George Gershwin is one of the greatest influences to American music in the 20th century. His compositions can be found throughout the entertainment world, ranging from Broadway to motion pictures. Though he had a short career, George Gershwin's music continues to bring inspiration and delight almost sixty years later.
On September 26, 1898 George Gershwin was born to the Gershowitz family as Jacob Gershowitz. The Gershowitzs' were an immigrant family that lived in Brooklyn, NY at the time. His parents, Morris and Rose, were Russian immigrants that owned a restaurant. George was the second of four children with older brother Ira, younger sister Francis, and younger brother Arthur. Over time, George accepted being called Gershwin instead of Gershowitz and eventually changed his name to it.
As a young boy, Gershwin learned all of his early music education from friend Maxie Rosenzweig. When Gershwin was twelve years old, his parents purchased a piano for his brother Ira, but, soon enough, Gershwin became the primary user of the family piano. After learning basic piano from a local instructor, Gershwin began lessons with Charles Hambitzer for regular piano and Edward Kilenyi for music theory. All of his teachers noticed his uncanny ability to play piano with amazing skill as well as sight reading with apparent ease.
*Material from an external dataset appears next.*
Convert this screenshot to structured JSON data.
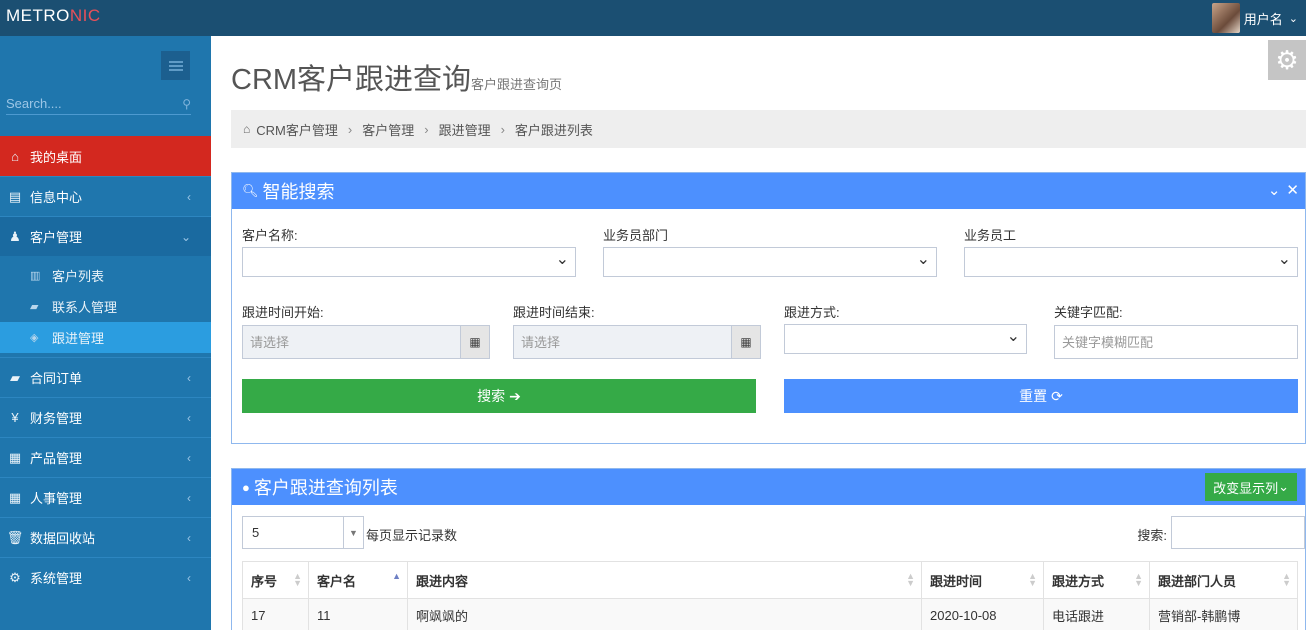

Three years later, Gershwin decided that he wished to be a musician and dropped out of high school, contrary to his mother's opinion of what was best for him. His first job was in Tin Pan Alley, a somewhat market of musicians selling their work in New York City. Earning fifteen dollars an hour, George was a music plugger, someone who tried to sell sheet music by playing it, for the Jerome Remick Company. Gershwin soon disliked "plugging" music and decided to play difficult classical pieces instead. This decision led him to compose his own music. He composed many original pieces that he kept in a notebook with him, and his first published piece, "When You Want Em You Can't Get Em, When You've Got Em You Don't Want Em," appeared after almost three years at Remick. Although it was barely in the entertainment world, this piece was very important for Gershwin because it showed him that his work could be published and sold. It led him to create his first success, "Swanee," that was used in the Broadway play Sinbad. This success caused him to write his first full length Broadway score for the production La, La Lucille that same year.
At this time, Gershwin's career skyrocketed. He was hired by George White to compose for the Scandals series. He continued doing this for four years. During this time, Gershwin composed his first operetta, Blue Monday. It impressed Paul Whiteman, a famous bandleader, so much that he asked Gershwin to compose a symphonic jazz piece. At this...